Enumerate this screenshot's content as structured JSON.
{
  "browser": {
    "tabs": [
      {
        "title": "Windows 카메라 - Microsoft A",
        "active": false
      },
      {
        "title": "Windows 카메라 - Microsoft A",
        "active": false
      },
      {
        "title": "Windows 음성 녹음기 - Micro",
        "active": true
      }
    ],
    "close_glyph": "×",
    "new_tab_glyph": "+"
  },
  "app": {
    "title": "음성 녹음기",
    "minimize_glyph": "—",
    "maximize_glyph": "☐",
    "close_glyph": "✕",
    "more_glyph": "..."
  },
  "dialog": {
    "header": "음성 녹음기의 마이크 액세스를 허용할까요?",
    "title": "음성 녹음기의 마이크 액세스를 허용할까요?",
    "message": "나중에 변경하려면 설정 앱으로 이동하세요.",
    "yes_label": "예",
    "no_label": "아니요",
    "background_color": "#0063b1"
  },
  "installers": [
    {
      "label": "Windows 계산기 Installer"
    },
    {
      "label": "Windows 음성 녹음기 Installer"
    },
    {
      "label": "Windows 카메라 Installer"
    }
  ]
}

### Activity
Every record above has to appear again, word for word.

### Solution to the exercise
Enumerate this screenshot's content as structured JSON.
{
  "browser": {
    "tabs": [
      {
        "title": "Windows 카메라 - Microsoft A",
        "active": false
      },
      {
        "title": "Windows 카메라 - Microsoft A",
        "active": false
      },
      {
        "title": "Windows 음성 녹음기 - Micro",
        "active": true
      }
    ],
    "close_glyph": "×",
    "new_tab_glyph": "+"
  },
  "app": {
    "title": "음성 녹음기",
    "minimize_glyph": "—",
    "maximize_glyph": "☐",
    "close_glyph": "✕",
    "more_glyph": "..."
  },
  "dialog": {
    "header": "음성 녹음기의 마이크 액세스를 허용할까요?",
    "title": "음성 녹음기의 마이크 액세스를 허용할까요?",
    "message": "나중에 변경하려면 설정 앱으로 이동하세요.",
    "yes_label": "예",
    "no_label": "아니요",
    "background_color": "#0063b1"
  },
  "installers": [
    {
      "label": "Windows 계산기 Installer"
    },
    {
      "label": "Windows 음성 녹음기 Installer"
    },
    {
      "label": "Windows 카메라 Installer"
    }
  ]
}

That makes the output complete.